The National Health Service of the United Kingdom (NHS), announced on Tuesday a major shift in its treatment approach for children with gender dysphoria. The agency will limit prescribing puberty-blockers to children.

This policy change was prompted by concerns about the lack of evidence that “gender-affirming care” is safe and effective for children. This decision is a turning point in the ongoing debate about how to treat children with gender confusion.

The National Health Service of England has banned the use of puberty-blocking drugs for children who are seeking treatment for gender dysphoria. They cited limited research.

Puberty blockers, or gonadotropin-releasing hormone analogs (GnRHa), are a class of drugs that suppress sex hormones in adolescents by continually stimulating the pituitary gland. Children will only have access to it in certain circumstances, like clinical trials.

The NHS’s website said, “Puberty blockers (gonadotrophin-releasing hormone analogs) are not available to children and young people for gender incongruence or gender dysphoria because there is not enough evidence of safety and clinical effectiveness.”

NHS England previously ordered that the London-based Tavistock and Portman Trust gender identity clinic close its doors due to safety concerns.

This shift is a result of various studies in European countries that show “gender-affirming care” does not benefit children with gender dysphoria, but can often cause more harm to their mental health. In 2020, the NHS began a review and decided to treat all children referred for treatment at two new clinics instead of more medical facilities.

A recent report highlights that some European countries such as Finland and Norway have increased their caution. This is in contrast to the United States, which embraced gender-affirming health care long before.

The NHS announced in January that they would take this step, while also taking steps to monitor closely the use of these drugs on minors.

NHS England has also announced that a new oversight board will be established to examine the effects of puberty-blocking drugs.

NHS England established a national Children and Young People’s Gender Dysphoria Research Oversight Board which has approved the development of a study on the impact of hormones that suppress puberty (‘puberty blocks’) in the early onset of gender dysphoria among children and young adults. The consultation report contains more information about the Board and study.

The report continues:

The Service will use a multi-disciplinary, holistic approach to assess and respond to the individual’s needs, taking into account the variety of co-presentations and complexities that are associated with gender identity development. A multidisciplinary integrated team (MDT), which includes the child, young person, and family, will determine the most appropriate clinical path in the child’s or young person’s best interest.

Maria Caulfield praised the move.
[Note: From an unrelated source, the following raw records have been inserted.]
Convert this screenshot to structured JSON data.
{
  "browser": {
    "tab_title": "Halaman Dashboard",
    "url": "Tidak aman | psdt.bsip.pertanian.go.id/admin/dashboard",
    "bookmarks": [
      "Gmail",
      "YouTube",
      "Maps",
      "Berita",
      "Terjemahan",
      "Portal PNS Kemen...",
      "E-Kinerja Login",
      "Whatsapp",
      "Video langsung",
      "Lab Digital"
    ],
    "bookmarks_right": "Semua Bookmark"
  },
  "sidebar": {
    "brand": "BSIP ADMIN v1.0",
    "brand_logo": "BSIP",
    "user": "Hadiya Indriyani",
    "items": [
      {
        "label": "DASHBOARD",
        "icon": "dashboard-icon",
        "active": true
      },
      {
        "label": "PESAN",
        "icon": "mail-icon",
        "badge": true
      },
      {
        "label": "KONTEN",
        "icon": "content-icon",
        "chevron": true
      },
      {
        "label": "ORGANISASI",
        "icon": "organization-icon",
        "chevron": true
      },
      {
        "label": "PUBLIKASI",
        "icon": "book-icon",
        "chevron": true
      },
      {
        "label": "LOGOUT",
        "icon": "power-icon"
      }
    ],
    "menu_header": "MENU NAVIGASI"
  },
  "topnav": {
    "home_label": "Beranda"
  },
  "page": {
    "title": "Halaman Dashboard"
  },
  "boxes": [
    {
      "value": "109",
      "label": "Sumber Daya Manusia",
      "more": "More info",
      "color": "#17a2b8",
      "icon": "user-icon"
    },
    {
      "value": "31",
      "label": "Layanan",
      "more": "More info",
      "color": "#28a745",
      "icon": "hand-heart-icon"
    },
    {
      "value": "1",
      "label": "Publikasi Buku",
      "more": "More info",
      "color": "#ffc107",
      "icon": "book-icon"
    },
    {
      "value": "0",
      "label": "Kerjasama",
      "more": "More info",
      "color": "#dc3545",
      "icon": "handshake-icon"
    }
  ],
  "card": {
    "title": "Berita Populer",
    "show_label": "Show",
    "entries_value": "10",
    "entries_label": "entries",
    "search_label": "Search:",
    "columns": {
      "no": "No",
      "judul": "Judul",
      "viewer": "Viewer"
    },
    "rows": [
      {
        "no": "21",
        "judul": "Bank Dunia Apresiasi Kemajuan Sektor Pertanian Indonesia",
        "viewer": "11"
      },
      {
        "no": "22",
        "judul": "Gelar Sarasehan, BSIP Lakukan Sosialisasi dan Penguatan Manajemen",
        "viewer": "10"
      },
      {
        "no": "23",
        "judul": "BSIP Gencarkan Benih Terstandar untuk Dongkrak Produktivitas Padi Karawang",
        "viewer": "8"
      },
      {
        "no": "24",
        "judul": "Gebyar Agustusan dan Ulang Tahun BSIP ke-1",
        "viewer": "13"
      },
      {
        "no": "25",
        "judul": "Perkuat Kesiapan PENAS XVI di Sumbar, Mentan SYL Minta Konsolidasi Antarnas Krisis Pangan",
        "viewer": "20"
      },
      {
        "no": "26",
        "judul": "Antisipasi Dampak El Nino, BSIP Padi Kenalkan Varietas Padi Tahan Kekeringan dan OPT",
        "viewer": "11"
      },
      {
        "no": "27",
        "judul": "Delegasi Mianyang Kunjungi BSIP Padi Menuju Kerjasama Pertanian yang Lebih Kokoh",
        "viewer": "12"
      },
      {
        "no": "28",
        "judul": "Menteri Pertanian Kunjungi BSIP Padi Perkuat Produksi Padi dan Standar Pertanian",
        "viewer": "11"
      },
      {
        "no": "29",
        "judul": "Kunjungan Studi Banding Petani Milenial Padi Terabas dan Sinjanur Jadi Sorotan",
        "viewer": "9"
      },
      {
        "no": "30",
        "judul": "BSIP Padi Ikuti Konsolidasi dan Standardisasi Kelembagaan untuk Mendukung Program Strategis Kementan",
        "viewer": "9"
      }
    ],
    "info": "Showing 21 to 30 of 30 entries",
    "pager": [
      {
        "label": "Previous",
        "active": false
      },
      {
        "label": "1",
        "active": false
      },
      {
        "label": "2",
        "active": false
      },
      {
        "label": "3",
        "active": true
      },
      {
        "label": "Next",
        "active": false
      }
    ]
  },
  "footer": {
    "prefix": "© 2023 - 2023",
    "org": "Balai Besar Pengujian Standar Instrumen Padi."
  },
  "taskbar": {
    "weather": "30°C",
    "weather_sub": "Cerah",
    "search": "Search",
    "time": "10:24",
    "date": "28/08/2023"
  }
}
She noted that “ending the routine description of Puberty Blockers will help to ensure that care is based upon evidence, expert clinical opinions, and is in the best interest of the child.”

The United Kingdom’s decision to move away from gender-affirming treatment is a major step. It could be a sign of similar actions from other countries that have championed this type of treatment for children. In the coming years, people will need to rethink their understanding of gender dysphoria and how they approach it.